He did go to the gap year Association website, visit the College sites and just Google these experiences, and you’re gonna find great options. Remember that any thing that you think you might do, so if you’re thinking about this as your plan a or your plan B, my final piece of advice is do it with intention. Begin with the end in mind and design where you’re headed. Just like I do with all of my coaching for my college and career program, we need to be intentional. Okay, for your college bound conversation this week, I want your family to sit down and just discuss gap here versus study abroad. And maybe you have a student who has no interest in going abroad and that’s okay too. As you do so I also would encourage you if you have a student who is interested in this, look into the policies and opportunities for the colleges that on your current list.
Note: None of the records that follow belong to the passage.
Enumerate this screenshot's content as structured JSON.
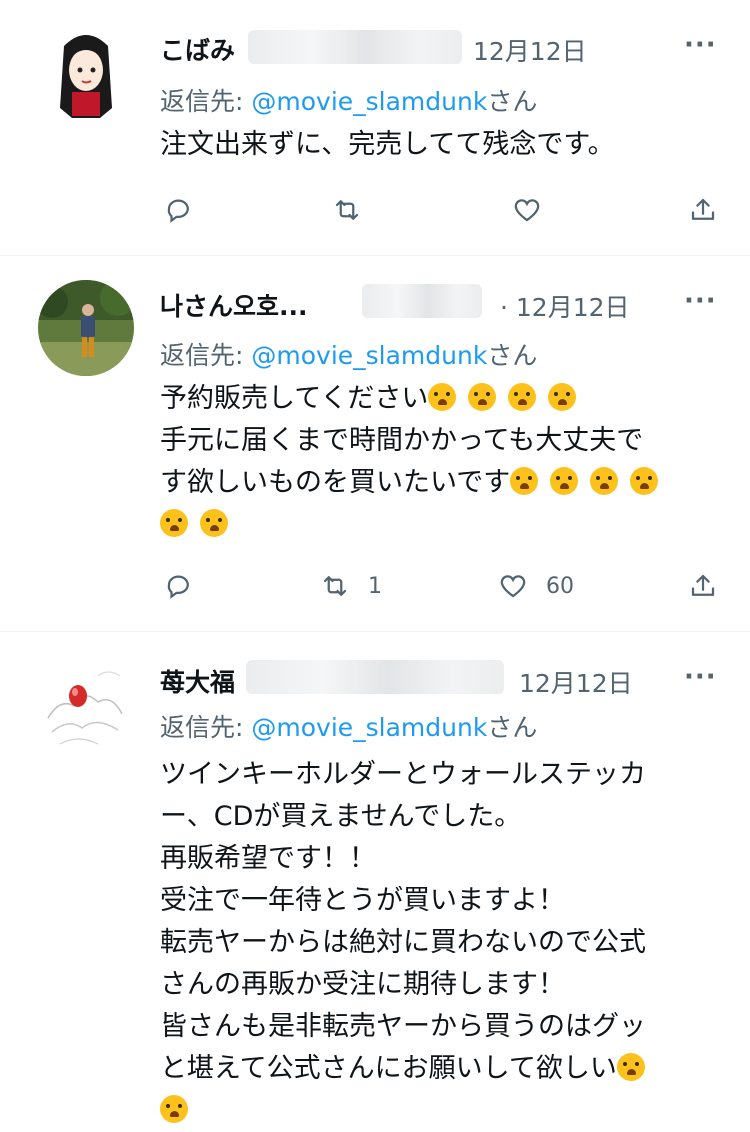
{
  "tweets": [
    {
      "name": "こばみ",
      "date": "12月12日",
      "reply_prefix": "返信先: ",
      "mention": "@movie_slamdunk",
      "reply_suffix": "さん",
      "lines": [
        "注文出来ずに、完売してて残念です。"
      ],
      "retweets": "",
      "likes": ""
    },
    {
      "name": "나さん오호...",
      "date": "· 12月12日",
      "reply_prefix": "返信先: ",
      "mention": "@movie_slamdunk",
      "reply_suffix": "さん",
      "lines": [
        "予約販売してください",
        "手元に届くまで時間かかっても大丈夫で",
        "す欲しいものを買いたいです",
        ""
      ],
      "retweets": "1",
      "likes": "60"
    },
    {
      "name": "苺大福",
      "date": "12月12日",
      "reply_prefix": "返信先: ",
      "mention": "@movie_slamdunk",
      "reply_suffix": "さん",
      "lines": [
        "ツインキーホルダーとウォールステッカ",
        "ー、CDが買えませんでした。",
        "再販希望です！！",
        "受注で一年待とうが買いますよ！",
        "転売ヤーからは絶対に買わないので公式",
        "さんの再販か受注に期待します！",
        "皆さんも是非転売ヤーから買うのはグッ",
        "と堪えて公式さんにお願いして欲しい",
        ""
      ],
      "retweets": "",
      "likes": ""
    }
  ],
  "icons": {
    "reply": "speech-bubble-icon",
    "retweet": "retweet-icon",
    "like": "heart-icon",
    "share": "share-upload-icon",
    "more": "more-dots-icon",
    "emoji": "loudly-crying-face-emoji"
  },
  "ui": {
    "more_glyph": "···"
  },
  "colors": {
    "text": "#0f1419",
    "muted": "#536471",
    "link": "#1d9bf0",
    "divider": "#eff3f4"
  }
}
My Flores friends if you found this inspirational and you want to share it with other families that maybe are looking for a Plan B or might want to entertain it as a Plan A please share this with the friend. This helps me get the word out so that I can serve my best purpose which is supporting teens and their parents. Okay, my friends, make it a great week.